Renewing Ourselves Before “Fixing” Those Volunteers

The more I talk to parish ministry staff and volunteer leaders, the more I hear about how finding enough, quality volunteers is a challenge. Sometimes so much of a challenge that a leader can become overwhelmed by this–and only see this barrier. It can get discouraging. Plus, the wrong volunteers to continue planning, implementing, and assessing any new initiative in church-life can doom even the most brilliantly inspired and prayerfully discerned new direction. We’ve got a tag going here on this blog for Volunteer Management, and here’s the latest…some practical tips from experienced Children’s Ministers, that apply to us all:

Let’s start with ourselves (not the prospective volunteers), here’s what we need to stop doing…

  1. Making announcements (pulpit, bulletin, social media, etc.) in a vacuum and expecting to get the right volunteers.
  2. Feeling guilty about recruiting volunteers, and thus procrastinating (leading to all sorts of other problems in training, discernment, quality, etc.).
  3. Relying on leaders (or the dedicated few) as routine “substitutes”–it’s okay to substitute sometimes, but if this is routine, it really just means you’re avoiding the heart of the matter when it comes to formation and recruiting.
  4. Not having a clear plan, vision, and mission for your volunteers (and waiting until you “have some” to figure this out).
  5. Taking setbacks personally and leaving prayer out of the equation.


What to do instead?

  • Spiritual formation first! Set ministry volunteering within the proper context of stewardship as a disciple’s response to God’s love–a “get to,” not a “have to.”
  • Pray, pray, pray–for God’s guidance to give you eyes to see needs, others, etc.
  • Build relationships. All the time. With current volunteers and potential/future ones. Relationships, not announcements work.
  • Do more listening. As Tom McKee explains (in the interview this post is based on):

I often find that if I listen, that “no” actually means one of several things: “Not now — I’ve got too much on my plate;” “Not this position — I have other gifts I’d like to use;” “Not with this present leadership;” or “Not in your lifetime.” Listen carefully to the excuses.

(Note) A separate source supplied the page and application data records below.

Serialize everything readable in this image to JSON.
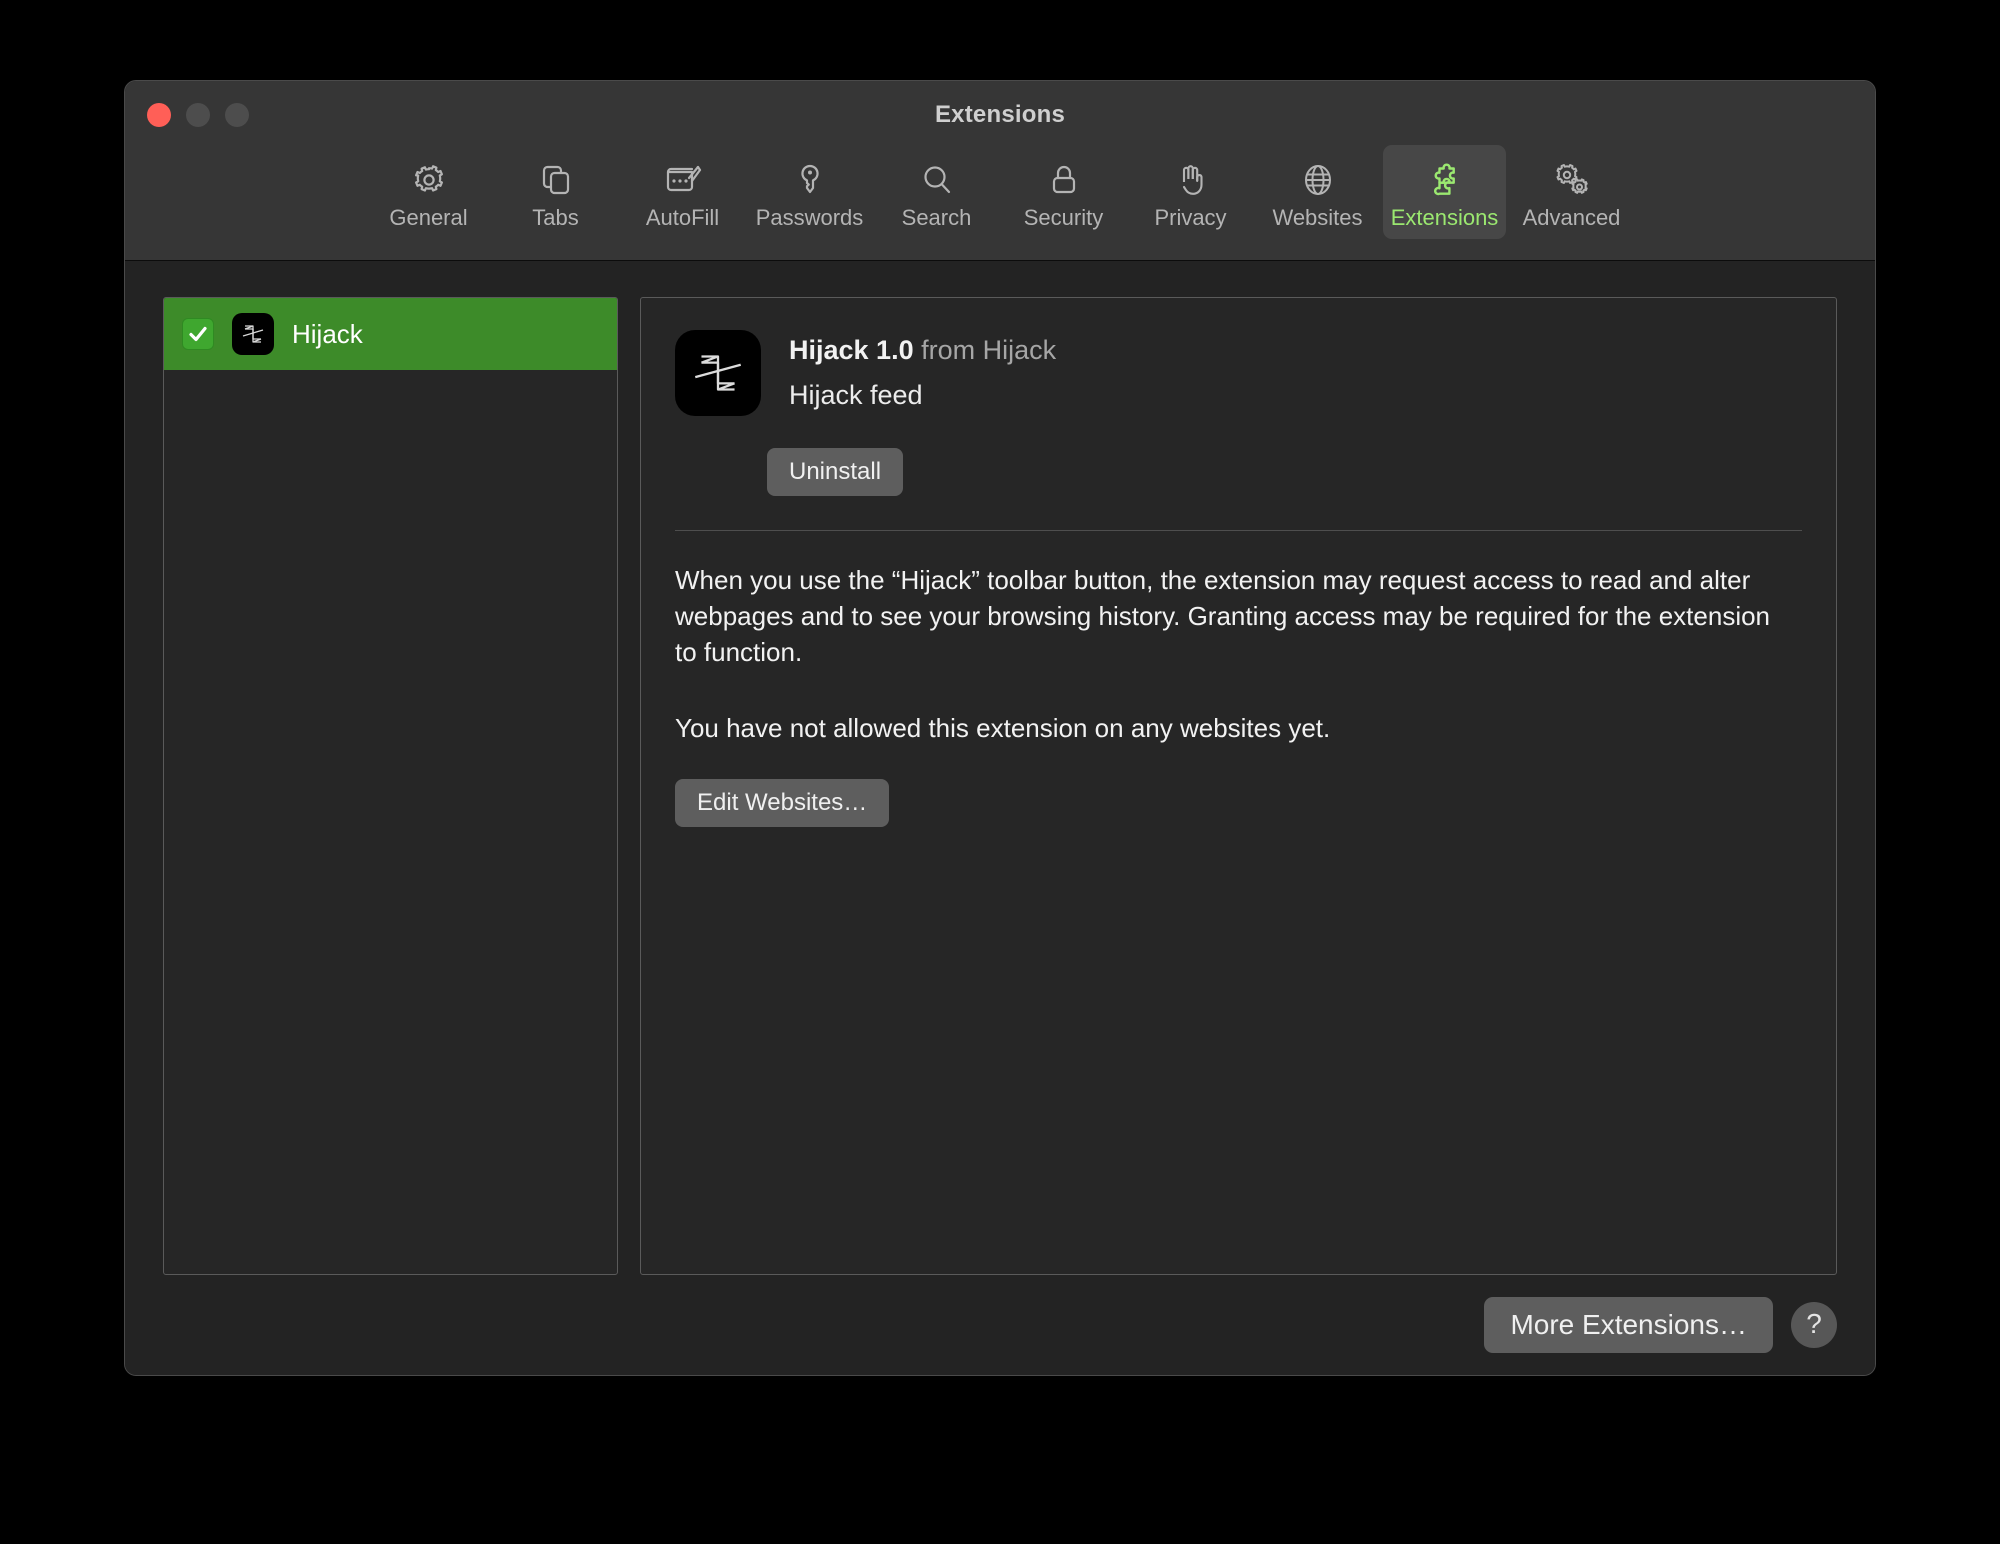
{
  "window": {
    "title": "Extensions",
    "traffic_lights": [
      {
        "name": "close",
        "color": "#ff5f57"
      },
      {
        "name": "minimize",
        "color": "#4d4d4d"
      },
      {
        "name": "zoom",
        "color": "#4d4d4d"
      }
    ]
  },
  "toolbar": {
    "accent_color": "#9be870",
    "selected": "Extensions",
    "items": [
      {
        "label": "General",
        "icon": "gear-icon"
      },
      {
        "label": "Tabs",
        "icon": "tabs-icon"
      },
      {
        "label": "AutoFill",
        "icon": "autofill-icon"
      },
      {
        "label": "Passwords",
        "icon": "key-icon"
      },
      {
        "label": "Search",
        "icon": "search-icon"
      },
      {
        "label": "Security",
        "icon": "lock-icon"
      },
      {
        "label": "Privacy",
        "icon": "hand-icon"
      },
      {
        "label": "Websites",
        "icon": "globe-icon"
      },
      {
        "label": "Extensions",
        "icon": "puzzle-icon"
      },
      {
        "label": "Advanced",
        "icon": "gears-icon"
      }
    ]
  },
  "sidebar": {
    "selected_color": "#3d8b29",
    "extensions": [
      {
        "label": "Hijack",
        "enabled": true,
        "checkbox_color": "#3fa72f",
        "icon": "hijack-app-icon"
      }
    ]
  },
  "detail": {
    "icon": "hijack-app-icon",
    "name": "Hijack 1.0",
    "from": "from Hijack",
    "description": "Hijack feed",
    "uninstall_label": "Uninstall",
    "permission_paragraph": "When you use the “Hijack” toolbar button, the extension may request access to read and alter webpages and to see your browsing history. Granting access may be required for the extension to function.",
    "status_paragraph": "You have not allowed this extension on any websites yet.",
    "edit_websites_label": "Edit Websites…"
  },
  "footer": {
    "more_extensions_label": "More Extensions…",
    "help_label": "?"
  }
}
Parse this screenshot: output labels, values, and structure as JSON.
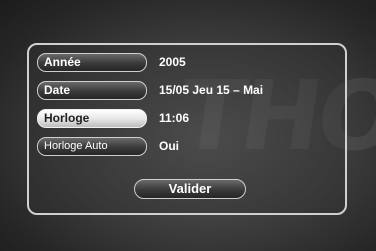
{
  "settings": {
    "rows": [
      {
        "label": "Année",
        "value": "2005"
      },
      {
        "label": "Date",
        "value": "15/05  Jeu   15 – Mai"
      },
      {
        "label": "Horloge",
        "value": "11:06"
      },
      {
        "label": "Horloge Auto",
        "value": "Oui"
      }
    ],
    "selected_row": "Horloge",
    "validate_label": "Valider"
  }
}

  • Think of recruiting volunteers like dating–take the time to get to know the person, don’t force them to make a huge yes/no/forever commitment to serve once as part of discerning ministry, progressively build into greater responsibility, get to know the person’s strengths and don’t be afraid to use these strengths, know when it’s okay to prayerfully discern a “no” or “let me introduce you to another ministry…”

 

 

Preparing for Parish Visitors

From a recent podcast episode, pastoral researcher Thom Rainer offers eight tips to offer your best to potential guests/visitors on Easter Sunday:

  1. Prepare to reach out to the dechurched
  2. Enlist extra volunteers
  3. Consider service or venue
  4. Promote small groups
  5. Take the opportunity to improve the facility
  6. Reconsider welcome cards
  7. Get your website ready
  8. Consider Facebook ads

While each of these tips is important, #6 brings us to a critical conversation about the logic behind actions in ministry.

Think back to the last time you were at one of those annual “big” Masses at your parish, say Christmas, Easter, Ash Wednesday, a First Communion celebration, etc. There were probably lots of guests and visitors, right? Yes. With all the extra commotion and crowds in the narthex after Mass, possible absences of the “usual” greeters due to holidays, etc. was it an ideal time to introduce a visitor to your community? To have a conversation and get to know them? To discern their spiritual needs? Probably not.

This means that in order to follow-up with visitors, there needs to be a way to make an introduction, to keep in touch. Of course not all visitors want to keep in touch–but (especially with some incentive, like a small gift) many will.

How will you identify and follow-up with visitors to your parish this Easter? Remember, it’s a blessing to have this challenge 😀

p.s. Want to have lots of visitors this Easter? Start inviting! Become an Easter Evangelist.